* Indeed it is difficult to conceive how a material fire can act on a spiritual substance. But it is unreasonable to determine that it is impossible, For if we consider what pain is, it is as conceivable how pure spirits are capable of it, as spirits in conjunction with bodies. The human soul in its nature is spiritual as the angels, yet has a painful sense of fire, or other afflicting evils incumbent on the senses. The body merely feels not pain, but it passes through the body to the soul. If the soul by a strong diversion of thoughts apply itself to an object, the body is insepsible of pain, as is evident in some diseases; and that in the heat of battle, deep wounds are not felt, And as God by a natural constitution has ordered, that the body so touched and moved, excites a painful sense in the soul; he may have ordained that the devils shall feel the impressions of material fire, in the place to which they shall be confined,
ment heat and fiery thirst, and outer darkness in which the damned suffer, to satisfy the rights of justice in the torments of those senses, for the pleasures of which men wilfully broke the laws of God.

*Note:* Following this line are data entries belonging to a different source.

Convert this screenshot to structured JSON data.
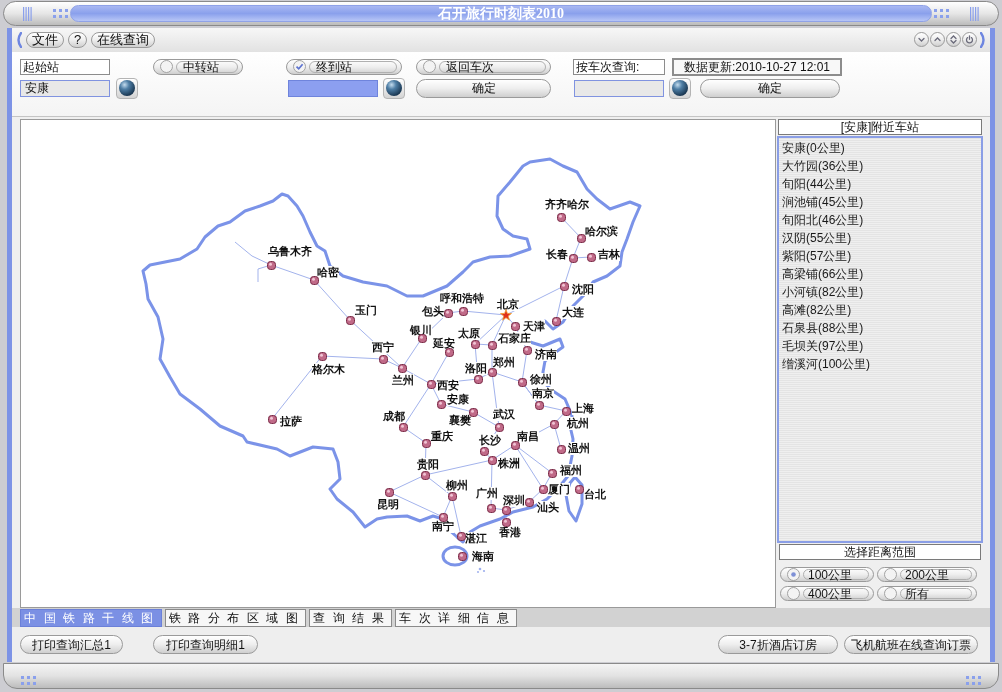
{
  "window": {
    "title": "石开旅行时刻表2010"
  },
  "menu": [
    {
      "label": "文件"
    },
    {
      "label": "?"
    },
    {
      "label": "在线查询"
    }
  ],
  "query": {
    "origin_label": "起始站",
    "origin_value": "安康",
    "options": [
      {
        "label": "中转站",
        "checked": false
      },
      {
        "label": "终到站",
        "checked": true
      },
      {
        "label": "返回车次",
        "checked": false
      }
    ],
    "destination_field": {
      "focused": true
    },
    "confirm_button": "确定",
    "train_label": "按车次查询:",
    "data_update": "数据更新:2010-10-27 12:01",
    "train_confirm_button": "确定"
  },
  "map": {
    "cities": [
      {
        "name": "齐齐哈尔",
        "kind": "city"
      },
      {
        "name": "哈尔滨",
        "kind": "city"
      },
      {
        "name": "乌鲁木齐",
        "kind": "city"
      },
      {
        "name": "长春",
        "kind": "city"
      },
      {
        "name": "吉林",
        "kind": "city"
      },
      {
        "name": "哈密",
        "kind": "city"
      },
      {
        "name": "沈阳",
        "kind": "city"
      },
      {
        "name": "呼和浩特",
        "kind": "city"
      },
      {
        "name": "北京",
        "kind": "capital"
      },
      {
        "name": "玉门",
        "kind": "city"
      },
      {
        "name": "包头",
        "kind": "city"
      },
      {
        "name": "大连",
        "kind": "city"
      },
      {
        "name": "银川",
        "kind": "city"
      },
      {
        "name": "太原",
        "kind": "city"
      },
      {
        "name": "天津",
        "kind": "city"
      },
      {
        "name": "西宁",
        "kind": "city"
      },
      {
        "name": "延安",
        "kind": "city"
      },
      {
        "name": "石家庄",
        "kind": "city"
      },
      {
        "name": "济南",
        "kind": "city"
      },
      {
        "name": "格尔木",
        "kind": "city"
      },
      {
        "name": "洛阳",
        "kind": "city"
      },
      {
        "name": "郑州",
        "kind": "city"
      },
      {
        "name": "兰州",
        "kind": "city"
      },
      {
        "name": "西安",
        "kind": "city"
      },
      {
        "name": "徐州",
        "kind": "city"
      },
      {
        "name": "安康",
        "kind": "city"
      },
      {
        "name": "南京",
        "kind": "city"
      },
      {
        "name": "拉萨",
        "kind": "city"
      },
      {
        "name": "成都",
        "kind": "city"
      },
      {
        "name": "襄樊",
        "kind": "city"
      },
      {
        "name": "武汉",
        "kind": "city"
      },
      {
        "name": "上海",
        "kind": "city"
      },
      {
        "name": "杭州",
        "kind": "city"
      },
      {
        "name": "重庆",
        "kind": "city"
      },
      {
        "name": "长沙",
        "kind": "city"
      },
      {
        "name": "南昌",
        "kind": "city"
      },
      {
        "name": "温州",
        "kind": "city"
      },
      {
        "name": "贵阳",
        "kind": "city"
      },
      {
        "name": "株洲",
        "kind": "city"
      },
      {
        "name": "福州",
        "kind": "city"
      },
      {
        "name": "柳州",
        "kind": "city"
      },
      {
        "name": "广州",
        "kind": "city"
      },
      {
        "name": "厦门",
        "kind": "city"
      },
      {
        "name": "台北",
        "kind": "city"
      },
      {
        "name": "昆明",
        "kind": "city"
      },
      {
        "name": "深圳",
        "kind": "city"
      },
      {
        "name": "汕头",
        "kind": "city"
      },
      {
        "name": "南宁",
        "kind": "city"
      },
      {
        "name": "湛江",
        "kind": "city"
      },
      {
        "name": "香港",
        "kind": "city"
      },
      {
        "name": "海南",
        "kind": "city"
      }
    ]
  },
  "nearby": {
    "title": "[安康]附近车站",
    "stations": [
      "安康(0公里)",
      "大竹园(36公里)",
      "旬阳(44公里)",
      "涧池铺(45公里)",
      "旬阳北(46公里)",
      "汉阴(55公里)",
      "紫阳(57公里)",
      "高梁铺(66公里)",
      "小河镇(82公里)",
      "高滩(82公里)",
      "石泉县(88公里)",
      "毛坝关(97公里)",
      "缯溪河(100公里)"
    ]
  },
  "range": {
    "title": "选择距离范围",
    "options": [
      {
        "label": "100公里",
        "selected": true
      },
      {
        "label": "200公里",
        "selected": false
      },
      {
        "label": "400公里",
        "selected": false
      },
      {
        "label": "所有",
        "selected": false
      }
    ]
  },
  "tabs": [
    {
      "label": "中国铁路干线图",
      "selected": true
    },
    {
      "label": "铁路分布区域图",
      "selected": false
    },
    {
      "label": "查询结果",
      "selected": false
    },
    {
      "label": "车次详细信息",
      "selected": false
    }
  ],
  "actions": {
    "left": [
      "打印查询汇总1",
      "打印查询明细1"
    ],
    "right": [
      "3-7折酒店订房",
      "飞机航班在线查询订票"
    ]
  }
}
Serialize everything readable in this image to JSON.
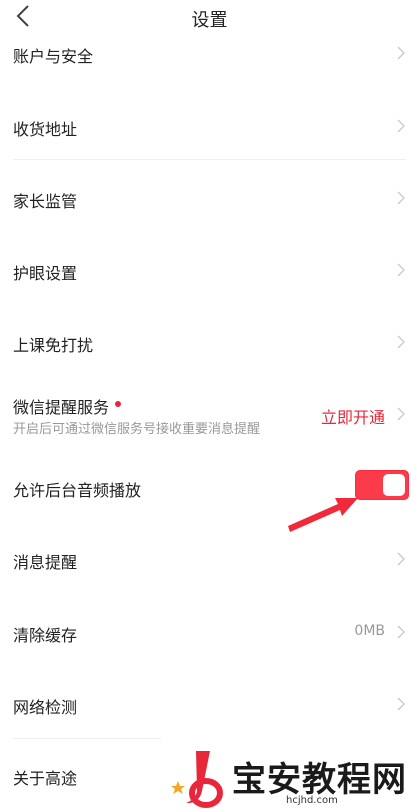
{
  "header": {
    "title": "设置"
  },
  "rows": [
    {
      "label": "账户与安全"
    },
    {
      "label": "收货地址"
    },
    {
      "label": "家长监管"
    },
    {
      "label": "护眼设置"
    },
    {
      "label": "上课免打扰"
    },
    {
      "label": "微信提醒服务",
      "subtitle": "开启后可通过微信服务号接收重要消息提醒",
      "action": "立即开通"
    },
    {
      "label": "允许后台音频播放",
      "toggle_on": true
    },
    {
      "label": "消息提醒"
    },
    {
      "label": "清除缓存",
      "value": "0MB"
    },
    {
      "label": "网络检测"
    },
    {
      "label": "关于高途"
    }
  ],
  "watermark": {
    "text": "宝安教程网",
    "url": "hcjhd.com"
  },
  "colors": {
    "accent": "#e8283a",
    "toggle": "#fb3a4a",
    "annotation_arrow": "#f02a3a"
  },
  "icons": {
    "back": "chevron-left-icon",
    "row_arrow": "chevron-right-icon"
  }
}
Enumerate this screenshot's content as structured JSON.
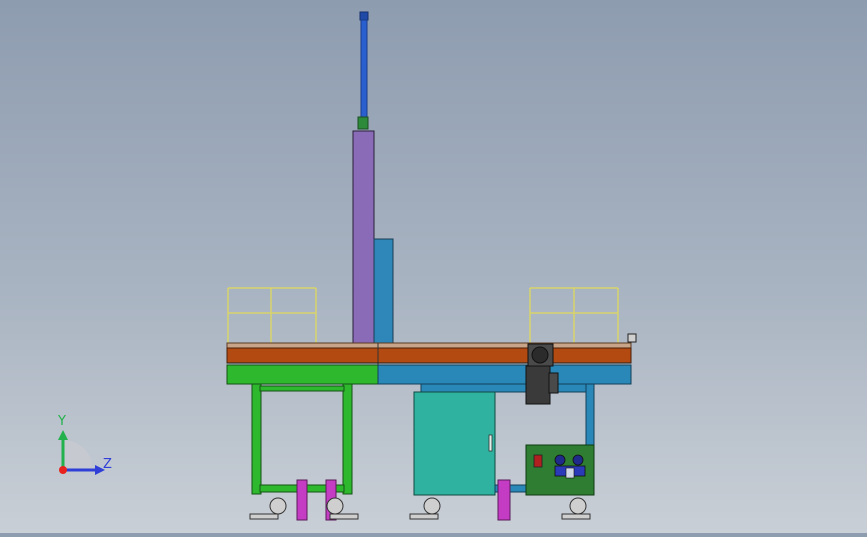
{
  "viewport": {
    "background_top": "#8e9cb0",
    "background_bottom": "#c9cfd6"
  },
  "triad": {
    "y_label": "Y",
    "z_label": "Z",
    "y_color": "#22b14c",
    "z_color": "#2f3fd8",
    "origin_color": "#e8231f"
  },
  "colors": {
    "lift_rod": "#2a5fd0",
    "lift_column": "#8a6bb8",
    "side_column": "#2f86b8",
    "conveyor_top": "#b34a12",
    "frame_green": "#2eb82e",
    "frame_blue": "#2a88b8",
    "cabinet": "#2fb3a0",
    "control_panel": "#2e7d32",
    "guardrail": "#d8d46a",
    "motor": "#3a3a3a",
    "leg_pad": "#c43cc4"
  }
}
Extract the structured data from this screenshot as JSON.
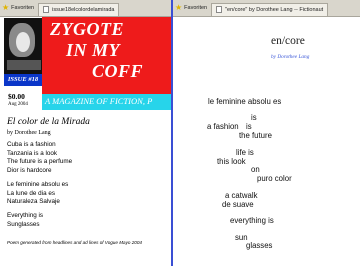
{
  "left_window": {
    "favorites_label": "Favoriten",
    "tab_title": "issue18elcolordelamirada",
    "zine": {
      "title_lines": [
        "ZYGOTE",
        "IN MY",
        "COFF"
      ],
      "issue_label": "ISSUE #18",
      "price": "$0.00",
      "date": "Aug 2004",
      "tagline": "A MAGAZINE OF FICTION, P"
    },
    "poem": {
      "title": "El color de la Mirada",
      "byline": "by Dorothee Lang",
      "stanza1": [
        "Cuba is a fashion",
        "Tanzania is a look",
        "The future is a perfume",
        "Dior is hardcore"
      ],
      "stanza2": [
        "Le feminine absolu es",
        "La lune de dia es",
        "Naturaleza Salvaje"
      ],
      "stanza3": [
        "Everything is",
        "Sunglasses"
      ],
      "footer_note": "Poem generated from headlines and ad lines of Vogue Mayo 2004"
    }
  },
  "right_window": {
    "favorites_label": "Favoriten",
    "tab_title": "\"en/core\" by Dorothee Lang -- Fictionaut",
    "poem": {
      "title": "en/core",
      "byline": "by Dorothee Lang",
      "words": [
        "le feminine absolu es",
        "is",
        "a fashion",
        "is",
        "the future",
        "life is",
        "this look",
        "on",
        "puro color",
        "a catwalk",
        "de suave",
        "everything is",
        "sun",
        "glasses"
      ]
    }
  },
  "colors": {
    "divider": "#3a4fd4",
    "zine_red": "#ee1b1b",
    "zine_cyan": "#27d4ea",
    "issue_blue": "#0a36c9",
    "byline_blue": "#3a57d8"
  }
}
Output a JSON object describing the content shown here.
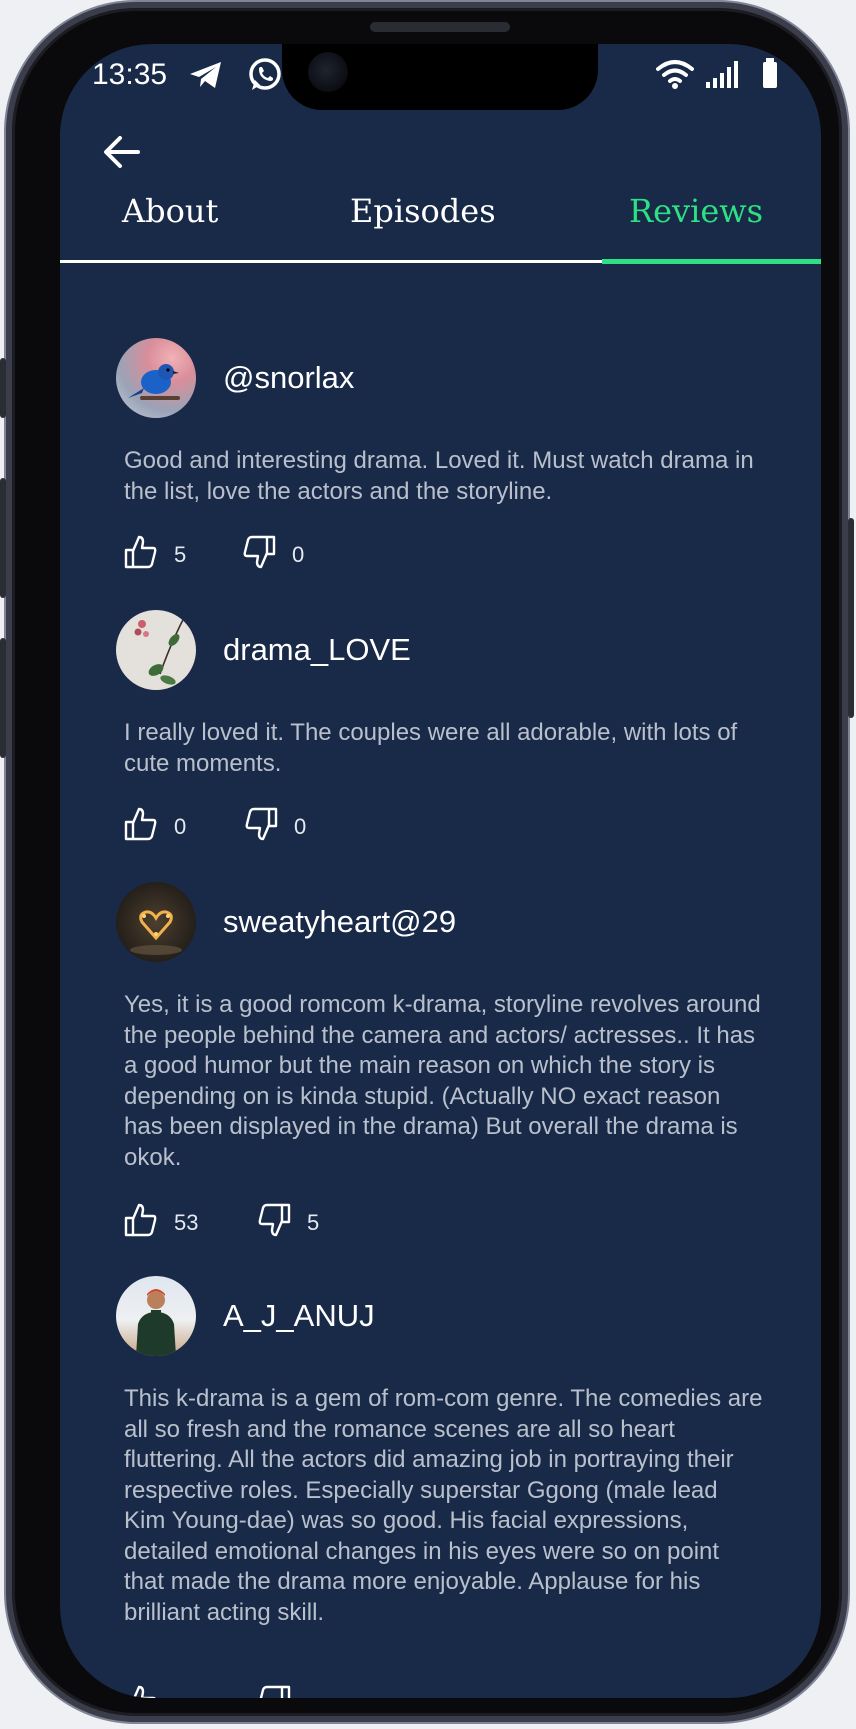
{
  "status_bar": {
    "time": "13:35"
  },
  "tabs": [
    {
      "label": "About",
      "active": false
    },
    {
      "label": "Episodes",
      "active": false
    },
    {
      "label": "Reviews",
      "active": true
    }
  ],
  "colors": {
    "background": "#182a48",
    "accent": "#2ee084",
    "text_secondary": "#b9c0cc"
  },
  "reviews": [
    {
      "username": "@snorlax",
      "text": "Good and interesting drama. Loved it. Must watch drama in the list, love the actors and the storyline.",
      "likes": "5",
      "dislikes": "0"
    },
    {
      "username": "drama_LOVE",
      "text": "I really loved it. The couples were all adorable, with lots of cute moments.",
      "likes": "0",
      "dislikes": "0"
    },
    {
      "username": "sweatyheart@29",
      "text": "Yes, it is a good romcom k-drama, storyline revolves around the people behind the camera and actors/ actresses.. It has a good humor but the main reason on which the story is depending on is kinda stupid. (Actually NO exact reason has been displayed in the drama) But overall the drama is okok.",
      "likes": "53",
      "dislikes": "5"
    },
    {
      "username": "A_J_ANUJ",
      "text": "This k-drama is a gem of rom-com genre. The comedies are all so fresh and the romance scenes are all so heart fluttering. All the actors did amazing job in portraying their respective roles. Especially superstar Ggong (male lead Kim Young-dae) was so good. His facial expressions, detailed emotional changes in his eyes were so on point that made the drama more enjoyable. Applause for his brilliant acting skill.",
      "likes": "",
      "dislikes": ""
    }
  ]
}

But the soul being the chief sinner, shall be the chief mourner in those regions of sorrow. An image of this we have in the agonies of spirit, which sometimes the saints themselves are in here, and which the most stubborn sinners can neither resist nor endure. Job was afflicted in that manner that he complains, “The arrows of the Almighty are with me, the poison whereof drinks up my spirit, the terrors of God set themselves in array against me.” If a spark of his displeasure falls on the guilty conscience, it tears and blows up all, as a fire-ball cast into a magazine. Solomon, who understood the frame of human nature, tells us, “The spirit of a man can bear his infirmity;" that is, the mind fortified by principles of moral counsel and constancy, can endure the assault of external evils: but “ a wounded spirit who can bear ?" This is most insupportable when the sting and remorse of the mind is from the sense of guilt: for then God appears an enemy, righteous and severe; and who can encounter with offended Omnipotence? Such is the sharpness of his sword, and the weight of his hand, that every stroke is deadly inward. Satan, the cruel enemy of souls, exasperates the wounds. He discovers and charges sin upon the conscience with all its killing aggravations, and conceals the divine mercy, the only lenitive and balm to the wounded spirit. What visions of horror, what spectacles of fear, what scenes of sorrow are presented to the distracted mind by the prince of darkness? And, which heightens the misery, man is a worse enemy to himself than satan: he falls upon his own sword, and destroys himself. The guilty conscience turns “the sun into darkness, and the moon into blood :” the precious promises of the gospel, that assure favour and pardon to returning and relenting sinners, are turned into arguments of despair, by reflecting upon the abuse and provocation of mercy, that the advocate in God's bosom, is become the accuser. Whatever the soul wounded sinner sees or hears, afflicts him ; whatever he thinks, torments him. All the diversions in the world, business, pleasures, merry conversation, comedies, are as ineffectual to give freedom from those stings and furies in the breast, as the sprink